UPDATED. Developers who offer in-app purchasing in their apps for iOS might want to check their mailboxes this morning, as apparently FedEx-delivered (s fdx) lawsuit threats are currently making the rounds. The threats accuse devs of patent infringement regarding Apple’s in-app purchase mechanism, but the patent holder appears to be targeting independent developers individually instead of going after Apple (s aapl) itself.
James Thomson of TLA Systems was the first to discuss the threat early Friday morning, as reported by Cult of Mac. Thomson was targeted by the patent holder because of in-app purchases available to users of pCalc, an iOS scientific calculator app. Thomson reports that though he hasn’t been sued yet, the patent holder wants him to license their tech, and gave him 21 days to comply.
Thomson isn’t alone, either. Patrick McCarron, who creates apps for MobileAge, also confirmed receiving the same notice via FedEx early Friday. McCarron’s offending app was a game, so it seems like the company behind this is casting a wide net. Neither Thomson nor McCarron has yet to reveal the name of the company targeting them, though McCarron did assert that it’s not MacroSolve, a company that has been very active recently in enforcing its mobile technology patents.
Apple has been contacted by both devs, and will likely move quickly to respond to these threats in order to prevent widespread concern among the developer community. As of yet, Apple has yet to comment officially on this development. We reached out for comment, but have yet to hear back.
This kind of suit could provide a dangerous precedent, if not quickly quashed. Google (s goog) and RIM (s rimm) recently introduced in-app purchasing, and presumably those systems would also be in violation of these patents. We’re working on discovering the source of the threats, and will update when more information becomes available.
UPDATE: The company behind the patent suit threats is apparently Lodsys, a patent holding firm which has held patent no. 7222078 (the one which is claimed to have been violated) since 2004. Lodsys cited the same patent, along with several others, when it filed suit against a number of major printer companies in early 2011, according to MacRumors.
Lodsys’ entire business consists of licensing the patents it holds, which is completely in keeping with the licensing demands developers have so far been receiving.
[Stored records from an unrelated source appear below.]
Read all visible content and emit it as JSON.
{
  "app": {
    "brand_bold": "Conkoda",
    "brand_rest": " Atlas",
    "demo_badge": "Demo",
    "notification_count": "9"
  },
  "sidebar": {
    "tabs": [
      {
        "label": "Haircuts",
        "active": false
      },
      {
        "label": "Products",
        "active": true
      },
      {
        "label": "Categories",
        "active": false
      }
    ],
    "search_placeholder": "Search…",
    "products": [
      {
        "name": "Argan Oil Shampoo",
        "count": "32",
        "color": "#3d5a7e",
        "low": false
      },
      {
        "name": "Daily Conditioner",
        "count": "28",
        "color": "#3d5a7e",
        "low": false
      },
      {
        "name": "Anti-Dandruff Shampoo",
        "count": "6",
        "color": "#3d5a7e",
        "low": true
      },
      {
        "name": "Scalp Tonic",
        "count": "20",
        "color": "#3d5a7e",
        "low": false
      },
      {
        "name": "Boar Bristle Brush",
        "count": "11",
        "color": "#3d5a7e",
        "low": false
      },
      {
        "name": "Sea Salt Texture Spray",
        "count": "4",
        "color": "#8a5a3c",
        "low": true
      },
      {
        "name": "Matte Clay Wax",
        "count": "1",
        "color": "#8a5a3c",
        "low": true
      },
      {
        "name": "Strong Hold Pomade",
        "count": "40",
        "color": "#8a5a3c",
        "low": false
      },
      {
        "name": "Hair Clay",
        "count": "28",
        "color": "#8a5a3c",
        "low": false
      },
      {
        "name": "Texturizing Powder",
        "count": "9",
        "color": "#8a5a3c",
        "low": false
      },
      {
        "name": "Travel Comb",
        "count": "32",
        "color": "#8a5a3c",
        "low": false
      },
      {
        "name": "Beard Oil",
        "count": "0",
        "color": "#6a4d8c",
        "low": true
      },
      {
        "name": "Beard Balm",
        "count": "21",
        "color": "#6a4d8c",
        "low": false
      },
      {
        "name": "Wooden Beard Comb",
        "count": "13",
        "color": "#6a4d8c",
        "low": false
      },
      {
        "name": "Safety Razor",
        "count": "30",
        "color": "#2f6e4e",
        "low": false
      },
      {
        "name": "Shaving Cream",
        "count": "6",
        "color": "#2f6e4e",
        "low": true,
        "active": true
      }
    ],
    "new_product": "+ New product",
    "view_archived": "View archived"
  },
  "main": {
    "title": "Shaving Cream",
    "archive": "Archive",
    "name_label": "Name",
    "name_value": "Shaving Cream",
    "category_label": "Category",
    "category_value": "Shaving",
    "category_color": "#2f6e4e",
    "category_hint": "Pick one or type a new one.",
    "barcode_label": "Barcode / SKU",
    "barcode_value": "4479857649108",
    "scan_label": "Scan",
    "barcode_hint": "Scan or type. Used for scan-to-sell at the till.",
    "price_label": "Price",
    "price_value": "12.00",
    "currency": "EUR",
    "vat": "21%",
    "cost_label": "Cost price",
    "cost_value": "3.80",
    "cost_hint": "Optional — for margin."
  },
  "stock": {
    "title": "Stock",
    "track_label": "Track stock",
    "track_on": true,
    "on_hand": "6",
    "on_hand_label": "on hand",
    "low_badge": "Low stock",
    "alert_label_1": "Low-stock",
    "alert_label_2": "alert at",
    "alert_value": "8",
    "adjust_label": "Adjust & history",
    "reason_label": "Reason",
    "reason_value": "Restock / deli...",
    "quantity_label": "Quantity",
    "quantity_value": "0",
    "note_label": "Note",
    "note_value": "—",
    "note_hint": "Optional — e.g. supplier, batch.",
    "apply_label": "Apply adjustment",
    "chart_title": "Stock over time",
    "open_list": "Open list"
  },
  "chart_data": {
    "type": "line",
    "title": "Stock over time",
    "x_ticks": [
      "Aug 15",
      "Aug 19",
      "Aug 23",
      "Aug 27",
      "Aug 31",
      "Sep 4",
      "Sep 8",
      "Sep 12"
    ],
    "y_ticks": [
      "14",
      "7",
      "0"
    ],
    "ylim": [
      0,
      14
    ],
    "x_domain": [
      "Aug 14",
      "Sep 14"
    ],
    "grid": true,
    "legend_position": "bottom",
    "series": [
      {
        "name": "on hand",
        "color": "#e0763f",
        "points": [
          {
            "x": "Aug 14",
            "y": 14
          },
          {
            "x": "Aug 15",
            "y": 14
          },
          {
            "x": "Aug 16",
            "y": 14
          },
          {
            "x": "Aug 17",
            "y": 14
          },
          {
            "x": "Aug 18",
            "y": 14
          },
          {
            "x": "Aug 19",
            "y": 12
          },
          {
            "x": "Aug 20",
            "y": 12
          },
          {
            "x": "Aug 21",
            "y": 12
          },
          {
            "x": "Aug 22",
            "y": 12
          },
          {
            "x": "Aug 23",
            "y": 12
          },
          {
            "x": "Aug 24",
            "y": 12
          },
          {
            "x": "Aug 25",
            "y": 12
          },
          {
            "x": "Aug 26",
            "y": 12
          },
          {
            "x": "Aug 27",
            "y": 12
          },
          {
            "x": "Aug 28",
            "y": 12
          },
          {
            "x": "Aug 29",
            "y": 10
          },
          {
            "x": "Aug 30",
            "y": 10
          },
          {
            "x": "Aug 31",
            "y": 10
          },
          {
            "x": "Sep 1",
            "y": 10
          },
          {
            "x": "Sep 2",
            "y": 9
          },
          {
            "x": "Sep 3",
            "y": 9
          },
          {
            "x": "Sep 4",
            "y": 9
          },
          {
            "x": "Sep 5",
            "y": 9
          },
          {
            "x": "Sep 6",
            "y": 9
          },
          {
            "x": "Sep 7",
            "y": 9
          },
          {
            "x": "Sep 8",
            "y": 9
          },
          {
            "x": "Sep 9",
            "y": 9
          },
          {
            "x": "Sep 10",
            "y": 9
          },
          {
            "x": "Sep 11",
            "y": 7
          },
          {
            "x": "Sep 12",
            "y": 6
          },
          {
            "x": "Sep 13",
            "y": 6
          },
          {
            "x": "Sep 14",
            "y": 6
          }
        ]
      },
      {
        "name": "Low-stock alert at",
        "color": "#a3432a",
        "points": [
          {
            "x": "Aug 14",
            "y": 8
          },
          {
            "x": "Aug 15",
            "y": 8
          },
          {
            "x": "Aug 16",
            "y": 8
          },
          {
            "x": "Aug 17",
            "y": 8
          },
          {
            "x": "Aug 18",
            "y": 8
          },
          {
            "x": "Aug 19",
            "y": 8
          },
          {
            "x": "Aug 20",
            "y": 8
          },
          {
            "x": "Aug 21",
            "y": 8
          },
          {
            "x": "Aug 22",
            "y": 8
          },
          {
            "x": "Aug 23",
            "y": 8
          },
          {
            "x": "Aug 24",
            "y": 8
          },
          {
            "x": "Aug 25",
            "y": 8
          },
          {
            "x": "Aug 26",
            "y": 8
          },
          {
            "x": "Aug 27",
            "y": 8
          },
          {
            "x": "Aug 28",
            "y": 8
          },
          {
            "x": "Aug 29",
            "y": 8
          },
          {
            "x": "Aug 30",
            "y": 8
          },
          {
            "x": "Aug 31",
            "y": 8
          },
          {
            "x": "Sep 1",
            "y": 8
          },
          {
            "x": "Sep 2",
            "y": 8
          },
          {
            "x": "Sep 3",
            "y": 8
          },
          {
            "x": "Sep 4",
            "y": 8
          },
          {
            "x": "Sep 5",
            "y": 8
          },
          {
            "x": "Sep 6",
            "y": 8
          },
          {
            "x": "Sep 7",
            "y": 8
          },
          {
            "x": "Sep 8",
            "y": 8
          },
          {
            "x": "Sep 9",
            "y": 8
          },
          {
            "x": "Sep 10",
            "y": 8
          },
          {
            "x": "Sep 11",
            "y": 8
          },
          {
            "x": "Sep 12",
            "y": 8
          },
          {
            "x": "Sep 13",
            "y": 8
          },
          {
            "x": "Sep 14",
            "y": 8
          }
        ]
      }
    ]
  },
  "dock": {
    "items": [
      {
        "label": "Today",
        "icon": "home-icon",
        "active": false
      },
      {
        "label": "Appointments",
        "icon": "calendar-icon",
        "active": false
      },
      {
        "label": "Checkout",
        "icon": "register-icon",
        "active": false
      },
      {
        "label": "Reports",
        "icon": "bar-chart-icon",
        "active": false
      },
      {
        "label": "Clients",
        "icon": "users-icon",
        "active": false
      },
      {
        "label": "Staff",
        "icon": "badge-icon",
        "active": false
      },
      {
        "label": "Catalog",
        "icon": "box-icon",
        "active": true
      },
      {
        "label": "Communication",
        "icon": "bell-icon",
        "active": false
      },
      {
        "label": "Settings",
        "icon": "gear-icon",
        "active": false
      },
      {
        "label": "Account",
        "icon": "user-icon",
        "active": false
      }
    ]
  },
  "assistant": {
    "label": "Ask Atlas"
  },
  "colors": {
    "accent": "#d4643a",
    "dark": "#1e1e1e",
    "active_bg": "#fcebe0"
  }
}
If you feel like making your feelings about this latest round of threats known to Lodsys, you can contact the company directly via its official website.